[Problem description]: Within the listing below, how many lines hold the string "title"? Only the number is wanted.

[Material to process]:
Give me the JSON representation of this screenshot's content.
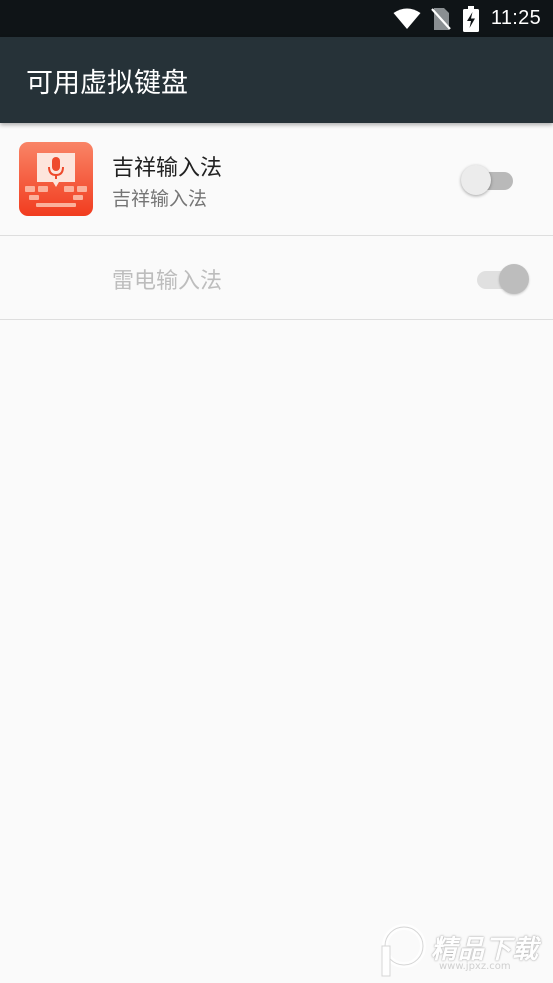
{
  "status_bar": {
    "time": "11:25",
    "icons": [
      "wifi-icon",
      "no-sim-icon",
      "battery-charging-icon"
    ]
  },
  "app_bar": {
    "title": "可用虚拟键盘"
  },
  "keyboards": [
    {
      "title": "吉祥输入法",
      "summary": "吉祥输入法",
      "icon": "jixiang-keyboard-app-icon",
      "enabled": false,
      "disabled": false
    },
    {
      "title": "雷电输入法",
      "summary": "",
      "icon": "",
      "enabled": true,
      "disabled": true
    }
  ],
  "watermark": {
    "text": "精品下载",
    "sub": "www.jpxz.com"
  },
  "colors": {
    "status_bar": "#0f1417",
    "app_bar": "#263238",
    "background": "#fafafa",
    "app_icon_accent": "#f4502f"
  }
}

[Solution for this exercise]: 3